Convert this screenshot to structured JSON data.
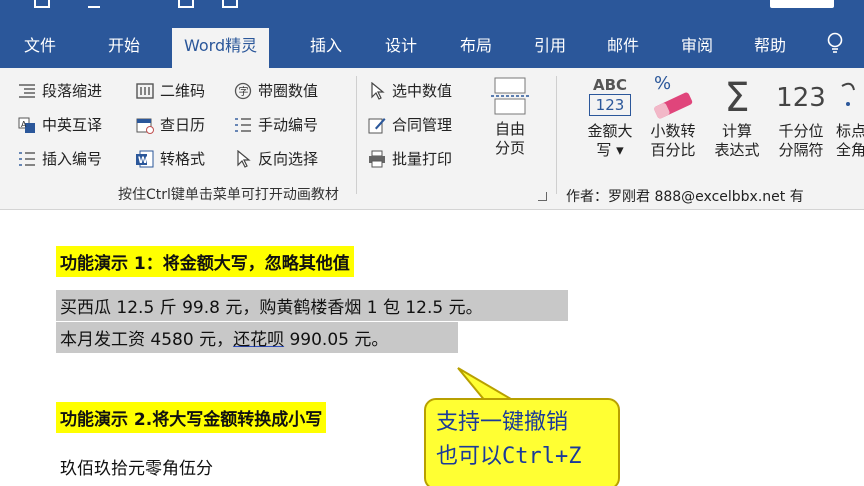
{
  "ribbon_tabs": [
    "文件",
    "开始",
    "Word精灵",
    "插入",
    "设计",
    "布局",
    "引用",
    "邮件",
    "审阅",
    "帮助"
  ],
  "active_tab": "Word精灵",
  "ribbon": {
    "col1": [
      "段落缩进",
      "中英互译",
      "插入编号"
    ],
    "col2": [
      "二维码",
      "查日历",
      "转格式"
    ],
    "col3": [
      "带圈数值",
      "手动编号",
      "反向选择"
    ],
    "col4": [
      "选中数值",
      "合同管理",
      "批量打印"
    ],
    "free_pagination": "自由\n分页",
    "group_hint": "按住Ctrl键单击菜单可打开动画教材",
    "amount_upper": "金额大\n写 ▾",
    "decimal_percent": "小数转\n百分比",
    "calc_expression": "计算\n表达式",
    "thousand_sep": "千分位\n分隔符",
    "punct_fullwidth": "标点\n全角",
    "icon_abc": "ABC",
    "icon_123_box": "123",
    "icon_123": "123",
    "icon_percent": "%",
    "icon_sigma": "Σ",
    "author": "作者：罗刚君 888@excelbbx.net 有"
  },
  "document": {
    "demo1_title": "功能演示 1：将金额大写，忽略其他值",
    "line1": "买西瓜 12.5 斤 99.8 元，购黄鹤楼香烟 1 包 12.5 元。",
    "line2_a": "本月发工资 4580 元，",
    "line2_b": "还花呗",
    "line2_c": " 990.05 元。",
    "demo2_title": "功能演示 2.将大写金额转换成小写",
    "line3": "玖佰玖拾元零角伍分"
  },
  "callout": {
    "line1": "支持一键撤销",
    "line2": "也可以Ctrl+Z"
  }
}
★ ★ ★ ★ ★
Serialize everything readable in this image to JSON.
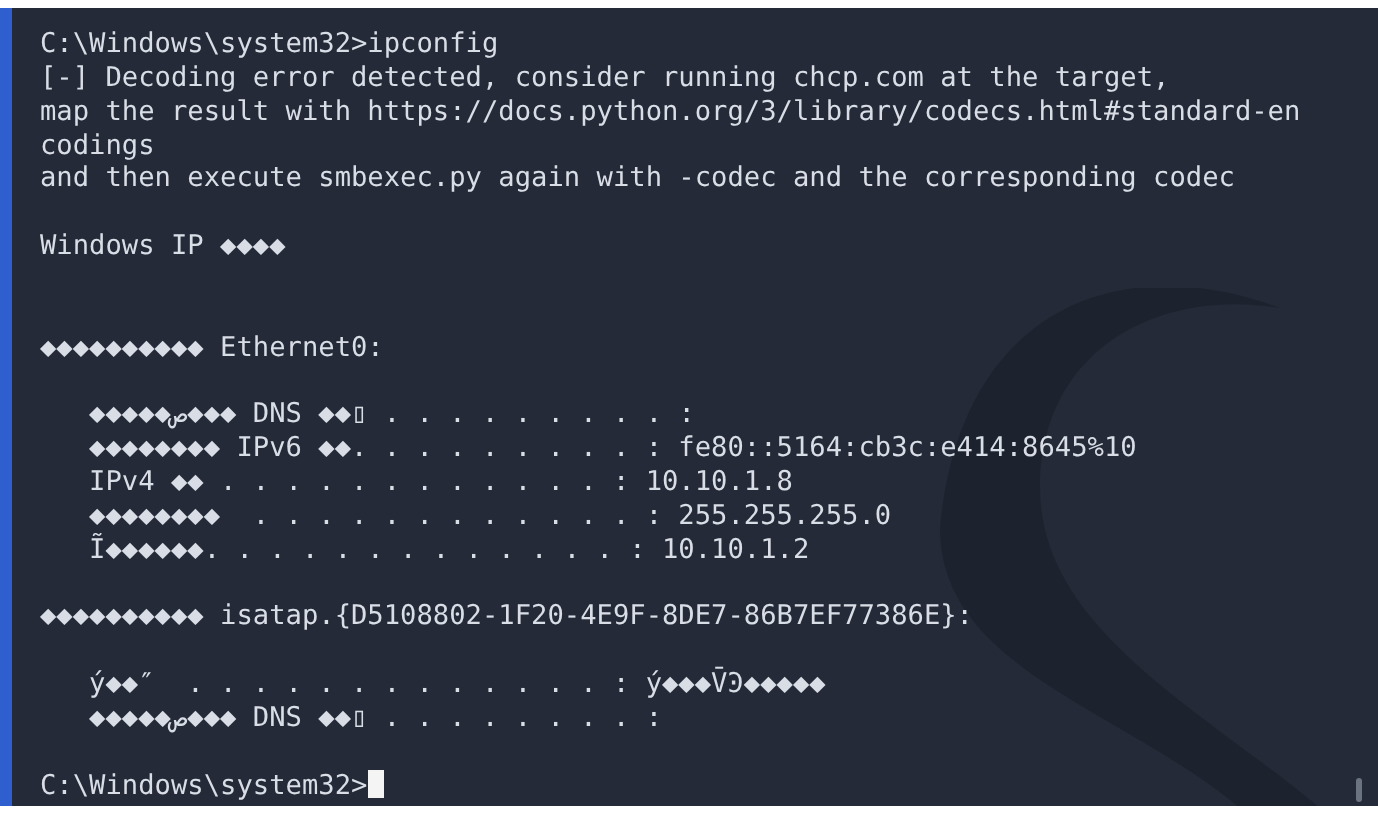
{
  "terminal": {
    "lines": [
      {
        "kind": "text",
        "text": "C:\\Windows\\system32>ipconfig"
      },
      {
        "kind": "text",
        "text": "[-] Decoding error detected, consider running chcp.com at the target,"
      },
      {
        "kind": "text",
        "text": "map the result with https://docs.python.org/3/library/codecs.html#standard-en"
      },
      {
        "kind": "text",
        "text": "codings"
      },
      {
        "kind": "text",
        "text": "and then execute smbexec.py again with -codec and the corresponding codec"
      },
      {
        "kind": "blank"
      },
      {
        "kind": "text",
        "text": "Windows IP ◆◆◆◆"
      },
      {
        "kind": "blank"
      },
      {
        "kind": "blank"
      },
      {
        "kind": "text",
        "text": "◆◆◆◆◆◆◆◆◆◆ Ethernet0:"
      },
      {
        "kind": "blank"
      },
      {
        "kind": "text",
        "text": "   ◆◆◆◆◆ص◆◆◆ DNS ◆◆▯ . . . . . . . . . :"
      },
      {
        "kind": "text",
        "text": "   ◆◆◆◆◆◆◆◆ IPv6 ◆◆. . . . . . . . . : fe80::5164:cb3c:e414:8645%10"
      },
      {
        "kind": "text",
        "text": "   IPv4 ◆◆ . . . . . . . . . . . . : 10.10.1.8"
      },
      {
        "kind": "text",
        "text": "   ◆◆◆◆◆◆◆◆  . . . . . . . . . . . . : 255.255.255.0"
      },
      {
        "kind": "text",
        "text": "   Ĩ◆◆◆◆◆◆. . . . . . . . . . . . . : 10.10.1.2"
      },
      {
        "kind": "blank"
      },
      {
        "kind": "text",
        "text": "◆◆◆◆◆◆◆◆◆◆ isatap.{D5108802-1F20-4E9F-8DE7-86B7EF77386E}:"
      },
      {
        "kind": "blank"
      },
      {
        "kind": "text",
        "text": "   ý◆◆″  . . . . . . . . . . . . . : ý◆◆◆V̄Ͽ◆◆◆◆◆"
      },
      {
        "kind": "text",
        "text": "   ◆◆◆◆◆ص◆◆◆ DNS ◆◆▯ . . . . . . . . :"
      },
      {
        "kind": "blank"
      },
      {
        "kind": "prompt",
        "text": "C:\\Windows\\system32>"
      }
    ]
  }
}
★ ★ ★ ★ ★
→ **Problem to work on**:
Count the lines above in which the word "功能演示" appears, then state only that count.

→ **Result**:
2